King’s entire life was an example of power that nonviolences brings...” (Chavez 1) His nonviolent approach to difficulties still have a huge aftermath in our world and change it for the better. The author really emphasizes the trueness of King’s character and his example to our struggling lives to make a better world. Additionally, Chavez uses emotion to change the readers view to the capability nonviolence has. For example, “We are convinced that when people are faced with a direct
Thatcher uses repetition, strong diction, and ethos in order to illustrate what an influential president Ronald Reagan was. Thatcher uses repetition throughout the eulogy to immensely enforce Reagan’s accomplishments and the greatness in which he approached different situations. For example,in lines 30-36, Thatcher repeats the word “others” excessively to show the many doubts the world people had before his presidency, fearing that he would not be capable of leading a nation during times of crisis. Thatcher juxtaposes those fears and beliefs by listing the many times he proved them wrong and successfully handled the numerous problems during his presidency. Later in her speech she utilizes this tactic again by reiterating “he” through lines 59-64 in order to
He also appeals to logos when he uses really lengthy sentences and then uses a really short sentence. This appeals logically because the short sentences then stand out, as if they were highlighted or bolded. Bush’s usage of alliteration when he says “deliberate and deadly terrorist acts.” appeals to logos. It does so by appealing to the reader’s rhythmical senses and makes the reader pay more attention and focus on the rest of the speech. Bush uses a rhetorical device in this quote; “And we responded with the best of America, with the daring of our rescue workers, with the caring for strangers and neighbors who came to give blood and help in any way they could,” Bush not only sounds well by rhyming, he uses “we responded” once and leaves it out the next couple
He sought to restore the amicable and tolerate society where there is no place for such a word as ‘hate’. Many resplendent rhetoians followed his example and introduced their own powerful speeches that still have an impact on us today. Words
Everyone, at some point in their lives will read, The Gettysburg Address, as it is one of the most popular speeches in the United States. However, taking a deeper look into the speech, it is pure rhetorical genius. Lecturing on the human condition and transcendent issues make it a brilliant literary work. Although written in 1863, when the speech was given it was pragmatic for the time period. Addressing the audience with emotion and a sense of belonging, Lincoln, used rhetorical strategies to call his people to action.
The most effective way to do this is by using pathos. So he uses powerful sentences such as “America was targeted for attack because we’re the biggest beacon for freedom and opportunity in the world.’’ , “Terrorist attacks can shatter steel , but they cannot dent the of American resolve.” He also uses the word “our” many times in order to cause a feelings of unity among the nation. He then tells what has already been done to help solve the problem of 9/11. By doing this he gives a sense of relief to his audience. Finally he quotes Psalms 23 in order to give one last word of encouragement.
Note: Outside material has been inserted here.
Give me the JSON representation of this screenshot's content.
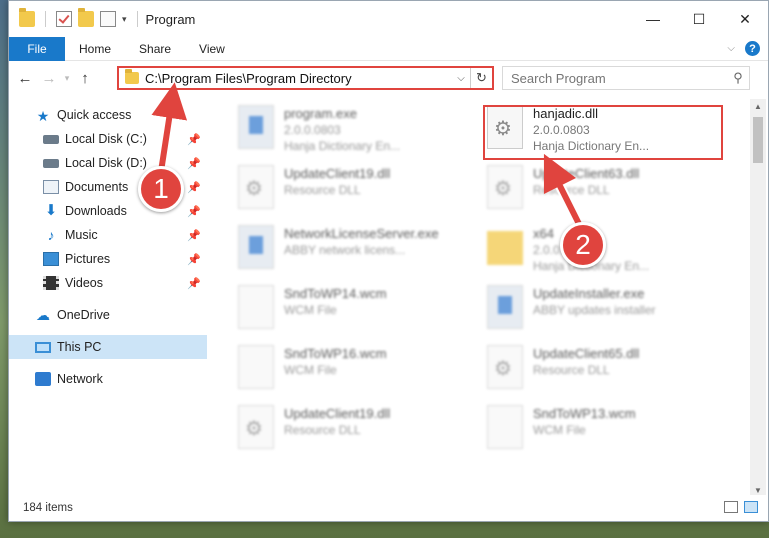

Liberty is held in the high esteem by nearly all Americans; the innate sense of freedom is simply human nature to yearn and fight for. As exemplified in both John F. Kennedy's Inaugural Address and Learned Hand's "I am an American Day Address," the ambiguity of liberty allows for various interpretations, but tends to focus on a few main points. Both men agree that liberty cannot be guaranteed by the state government or the courts, and that fighting is necessary to ensure freedom for all. Kennedy's inaugural speech not only reinforces Hand's stance on the spirit of liberty, but further develops and supports
Additionally, he appeals to the rest of the world by referring to different areas and countries of the globe while also connecting all human beings together as one population. In this inaugural address, Kennedy joins Americans together as one country and humans together as one population with a call to duty that relies on a substantial appeal to the ethics and morals of himself and the audience. Additionally, the use of a structurally and logically sound argument with powerful imagery and emotions used throughout the speech allows this call to action to be so useful in uniting Americans and the human race together. Kennedy aims for his speech to be used as a call to duty to unite all of his listeners. There were many pressing issues─ threats to freedom and liberty, the existence of poverty and misery, and lack of peace and civility─ that he felt should be rectified.